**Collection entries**
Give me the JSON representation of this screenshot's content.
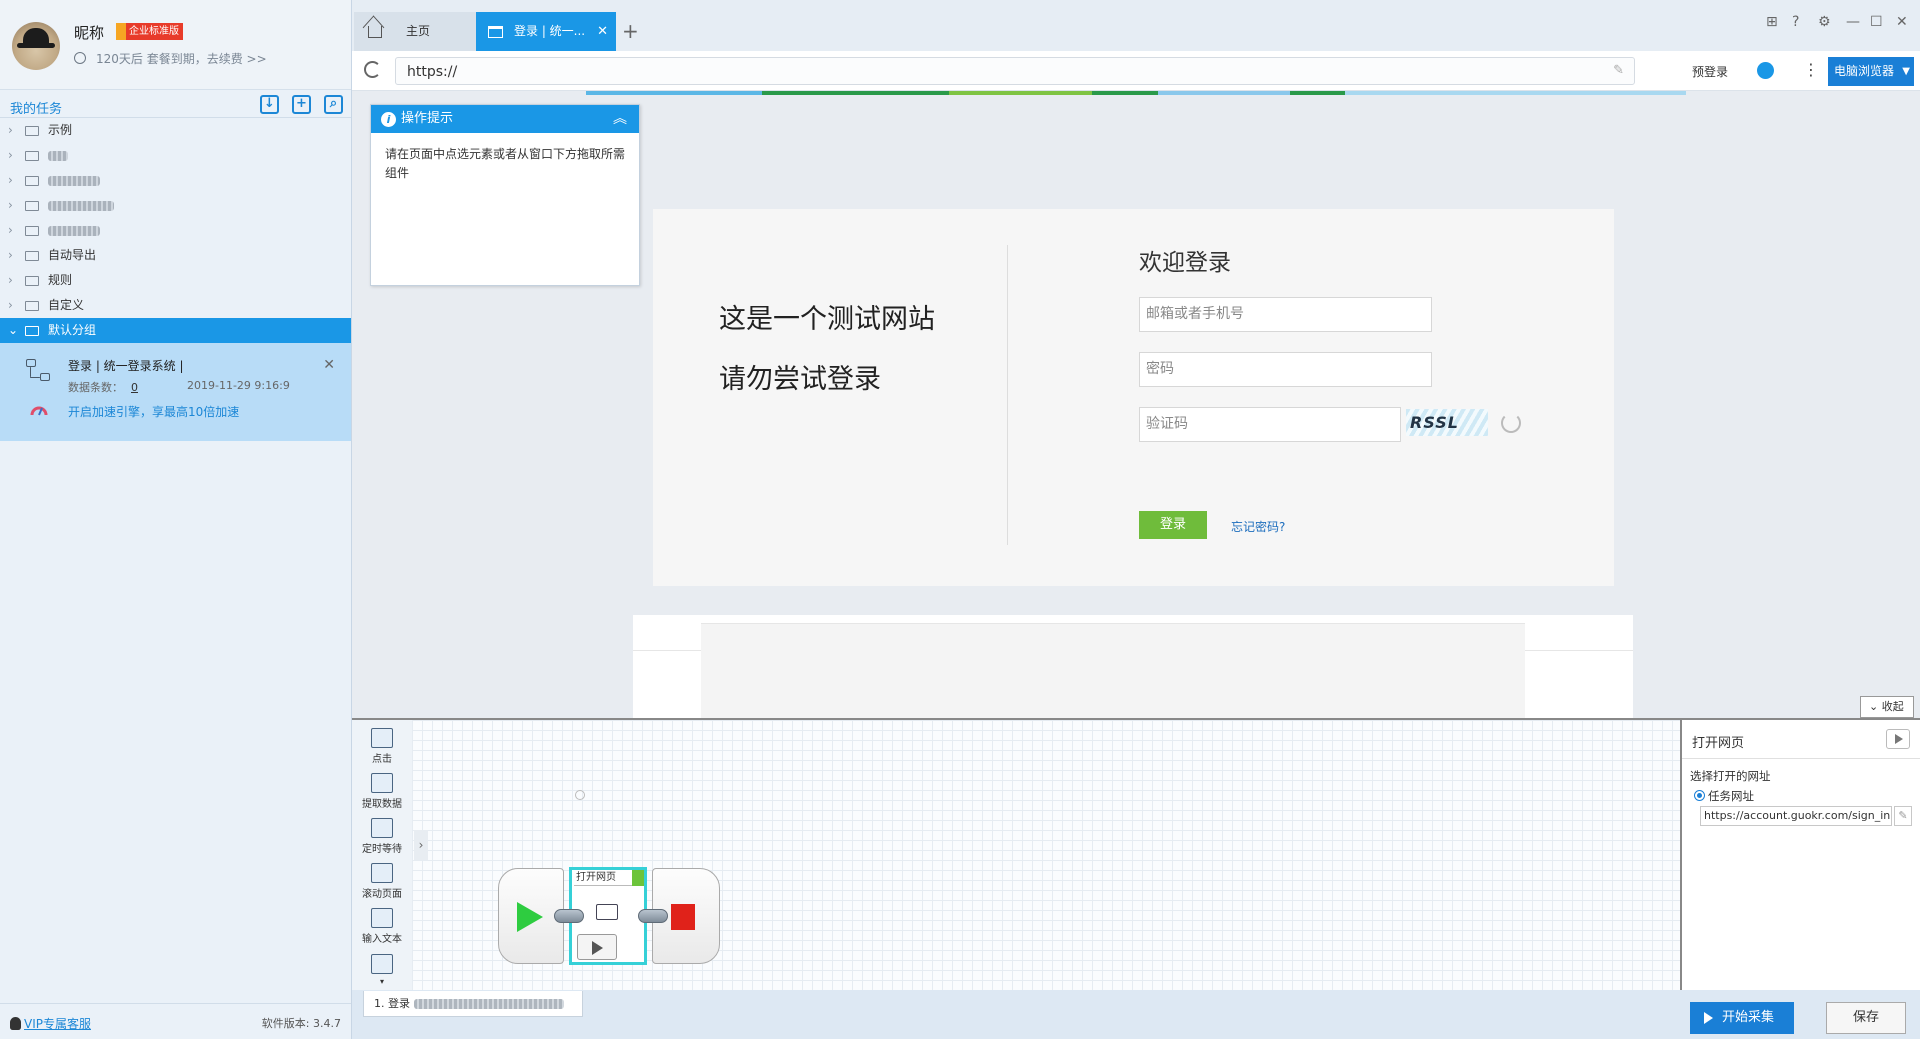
{
  "profile": {
    "nickname": "昵称",
    "edition": "企业标准版",
    "expiry": "120天后 套餐到期，去续费 >>"
  },
  "tasks": {
    "title": "我的任务",
    "items": [
      {
        "label": "示例"
      },
      {
        "label": ""
      },
      {
        "label": ""
      },
      {
        "label": ""
      },
      {
        "label": ""
      },
      {
        "label": "自动导出"
      },
      {
        "label": "规则"
      },
      {
        "label": "自定义"
      },
      {
        "label": "默认分组"
      }
    ],
    "task": {
      "name": "登录 | 统一登录系统 |",
      "count_label": "数据条数：",
      "count": "0",
      "date": "2019-11-29 9:16:9",
      "accelerate": "开启加速引擎，享最高10倍加速"
    }
  },
  "footer": {
    "vip": "VIP专属客服",
    "version": "软件版本: 3.4.7"
  },
  "tabs": {
    "home": "主页",
    "login": "登录 | 统一..."
  },
  "address": {
    "url": "https://",
    "prelogin": "预登录",
    "browser": "电脑浏览器"
  },
  "hint": {
    "title": "操作提示",
    "body": "请在页面中点选元素或者从窗口下方拖取所需组件"
  },
  "site": {
    "line1": "这是一个测试网站",
    "line2": "请勿尝试登录",
    "welcome": "欢迎登录",
    "email_placeholder": "邮箱或者手机号",
    "password_placeholder": "密码",
    "captcha_placeholder": "验证码",
    "captcha_text": "RSSL",
    "login_button": "登录",
    "forgot": "忘记密码?"
  },
  "collapse_label": "收起",
  "toolbox": [
    {
      "label": "点击"
    },
    {
      "label": "提取数据"
    },
    {
      "label": "定时等待"
    },
    {
      "label": "滚动页面"
    },
    {
      "label": "输入文本"
    }
  ],
  "workflow": {
    "open_node_title": "打开网页",
    "step_tab": "1. 登录"
  },
  "props": {
    "title": "打开网页",
    "label": "选择打开的网址",
    "radio": "任务网址",
    "url": "https://account.guokr.com/sign_in"
  },
  "actions": {
    "start": "开始采集",
    "save": "保存"
  },
  "colors": {
    "accent": "#1a97e6",
    "login_green": "#6fbc3b",
    "start_green": "#2ecc40",
    "stop_red": "#e0221a"
  }
}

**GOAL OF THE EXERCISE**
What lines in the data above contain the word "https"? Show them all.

**ANSWER AREA**
    "url": "https://",
    "url": "https://account.guokr.com/sign_in"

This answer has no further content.